Hundreds of jobs are to be axed by Airbus in the UK as reduced production levels are leading to a global restructure.
The company was planning for a two-year drop of 40% in jetliner output because of the coronavirus pandemic, chief executive Guillaume Faury warned this week.
He said restructuring was needed.
The company has now confirmed 15,000 jobs are at risk globally with 1,700 of those in the UK.
The cuts at individual sites will be annouced in the coming days and meetings with unions in Europe have started.
Six thousand jobs at the wing assembly site at Broughton, North Wales, are said to be particularly vulnerable with the cuts falling on the commercial aircraft side of the business.
Five hundred workers with agency Guidant already face redundancy. The Airbus Commercial sector of the business also employs around 3,000 workers near Bristol, at Filton.
There are 450 employed by Airbus Defence and Space in Newport, 1,000 in Portsmouth and 1,200 in Stevenage.
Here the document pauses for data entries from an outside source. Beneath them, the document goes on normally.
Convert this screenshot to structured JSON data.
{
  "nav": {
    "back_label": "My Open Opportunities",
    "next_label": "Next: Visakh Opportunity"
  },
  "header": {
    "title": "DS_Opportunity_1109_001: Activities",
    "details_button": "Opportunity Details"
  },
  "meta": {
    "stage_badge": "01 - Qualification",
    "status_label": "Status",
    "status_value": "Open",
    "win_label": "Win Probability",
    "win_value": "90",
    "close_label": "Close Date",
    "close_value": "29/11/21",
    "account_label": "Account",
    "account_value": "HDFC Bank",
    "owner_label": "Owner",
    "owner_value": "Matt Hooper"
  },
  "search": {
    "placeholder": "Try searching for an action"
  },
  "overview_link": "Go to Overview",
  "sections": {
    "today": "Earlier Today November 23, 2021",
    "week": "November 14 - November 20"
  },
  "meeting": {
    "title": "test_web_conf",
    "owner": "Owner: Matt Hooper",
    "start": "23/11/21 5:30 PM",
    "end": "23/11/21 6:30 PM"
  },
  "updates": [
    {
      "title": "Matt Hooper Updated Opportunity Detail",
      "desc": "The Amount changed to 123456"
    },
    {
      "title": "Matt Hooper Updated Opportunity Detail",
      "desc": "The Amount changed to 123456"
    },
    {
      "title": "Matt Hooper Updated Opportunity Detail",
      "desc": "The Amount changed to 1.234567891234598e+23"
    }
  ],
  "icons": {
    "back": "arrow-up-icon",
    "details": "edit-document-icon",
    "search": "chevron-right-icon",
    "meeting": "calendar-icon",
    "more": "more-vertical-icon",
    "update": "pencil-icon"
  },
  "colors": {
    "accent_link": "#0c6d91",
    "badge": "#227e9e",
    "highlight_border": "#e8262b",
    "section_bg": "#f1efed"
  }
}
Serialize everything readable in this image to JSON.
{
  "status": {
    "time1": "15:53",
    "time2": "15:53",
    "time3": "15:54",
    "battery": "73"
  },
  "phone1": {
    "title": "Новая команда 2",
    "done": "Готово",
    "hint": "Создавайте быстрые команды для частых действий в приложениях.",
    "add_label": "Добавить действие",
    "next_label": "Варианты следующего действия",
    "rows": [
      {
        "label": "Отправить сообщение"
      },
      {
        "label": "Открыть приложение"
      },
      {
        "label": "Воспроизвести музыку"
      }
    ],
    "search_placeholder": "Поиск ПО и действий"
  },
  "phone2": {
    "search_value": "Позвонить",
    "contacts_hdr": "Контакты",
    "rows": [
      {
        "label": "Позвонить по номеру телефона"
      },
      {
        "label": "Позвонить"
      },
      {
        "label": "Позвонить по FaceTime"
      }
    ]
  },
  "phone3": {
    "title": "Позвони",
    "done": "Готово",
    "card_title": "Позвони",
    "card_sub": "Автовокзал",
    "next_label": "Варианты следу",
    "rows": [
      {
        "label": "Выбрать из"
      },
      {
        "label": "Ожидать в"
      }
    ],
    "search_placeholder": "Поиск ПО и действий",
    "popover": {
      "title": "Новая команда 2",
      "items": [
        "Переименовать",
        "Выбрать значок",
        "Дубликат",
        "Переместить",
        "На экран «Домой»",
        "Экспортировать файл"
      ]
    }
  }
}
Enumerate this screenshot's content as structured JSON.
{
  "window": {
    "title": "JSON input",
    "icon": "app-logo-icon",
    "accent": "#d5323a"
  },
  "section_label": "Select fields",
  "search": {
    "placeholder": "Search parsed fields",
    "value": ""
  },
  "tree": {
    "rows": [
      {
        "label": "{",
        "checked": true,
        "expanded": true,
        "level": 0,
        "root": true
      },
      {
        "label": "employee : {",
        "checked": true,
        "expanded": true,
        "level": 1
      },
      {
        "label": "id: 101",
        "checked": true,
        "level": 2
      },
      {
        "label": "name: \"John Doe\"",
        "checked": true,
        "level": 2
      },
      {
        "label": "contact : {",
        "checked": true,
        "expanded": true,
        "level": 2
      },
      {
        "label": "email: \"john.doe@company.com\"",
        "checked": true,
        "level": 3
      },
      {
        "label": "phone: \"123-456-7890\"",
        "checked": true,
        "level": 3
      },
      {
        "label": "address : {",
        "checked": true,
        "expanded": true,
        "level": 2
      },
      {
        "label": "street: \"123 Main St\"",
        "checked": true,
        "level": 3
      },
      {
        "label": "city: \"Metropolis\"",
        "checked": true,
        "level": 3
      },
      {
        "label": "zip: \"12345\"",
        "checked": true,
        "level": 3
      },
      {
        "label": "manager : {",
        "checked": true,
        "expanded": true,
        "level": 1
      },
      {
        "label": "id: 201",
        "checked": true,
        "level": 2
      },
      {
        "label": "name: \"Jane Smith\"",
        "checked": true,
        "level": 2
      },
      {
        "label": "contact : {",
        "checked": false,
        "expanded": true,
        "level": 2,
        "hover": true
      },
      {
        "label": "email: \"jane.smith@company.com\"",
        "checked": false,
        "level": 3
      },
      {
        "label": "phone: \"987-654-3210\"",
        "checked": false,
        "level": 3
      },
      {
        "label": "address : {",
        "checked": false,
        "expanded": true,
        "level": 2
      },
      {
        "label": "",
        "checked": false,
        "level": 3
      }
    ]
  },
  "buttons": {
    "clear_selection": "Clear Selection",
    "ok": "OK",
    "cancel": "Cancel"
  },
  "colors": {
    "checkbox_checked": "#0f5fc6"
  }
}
But it’s understood these sites should not be impacted by the announcement.
Watch Airbus’s Beluga XL fly over the Severn Bridge:
Mr Faury said this week: “For the next two years – 2020/21 – we assume that production and deliveries will be 40% lower than originally planned.”
Output – currently reduced by around 33% – would return to normal by 2025, he said.
“It’s a brutal fact, but we must do it. It is about the necessary adjustment to the massive drop in production. It’s about securing our future,” he added.
A €15bn (£13.3bn) aid package has been offered by France for its aerospace industry. The UK Government has been urged to offer similar support to the sector in Britain.
These are the jobs under threat:
● 5,000 positions in France
● 5,100 positions in Germany
● 900 positions in Spain
● 1,700 positions in the UK
● 1,300 positions at Airbus’ other worldwide sites
Compulsory actions are not being ruled out at this stage, and Airbus has said it will work with its social partners to limit the impact of the plan by relying on all available social measures, including voluntary departures, early retirement, and long term partial unemployment schemes where appropriate.
Mr Faury said: “Airbus is facing the gravest crisis this industry has ever experienced.
“The measures we have taken so far have enabled us to absorb the initial shock of this global pandemic. Now, we must ensure that we can sustain our enterprise and emerge from the crisis as a healthy, global aerospace leader, adjusting to the overwhelming challenges of our customers. To confront that reality, we must now adopt more far-reaching measures.
“Our management team and our Board of Directors are fully committed to limiting the social impact of this adaptation. We thank our governmental partners as they help us preserve our expertise and know-how as much as possible and have played an important role in limiting the social impact of this crisis in our industry. The Airbus teams and their skills and competences will enable us to pursue our ambition to pioneer a sustainable future for aerospace.”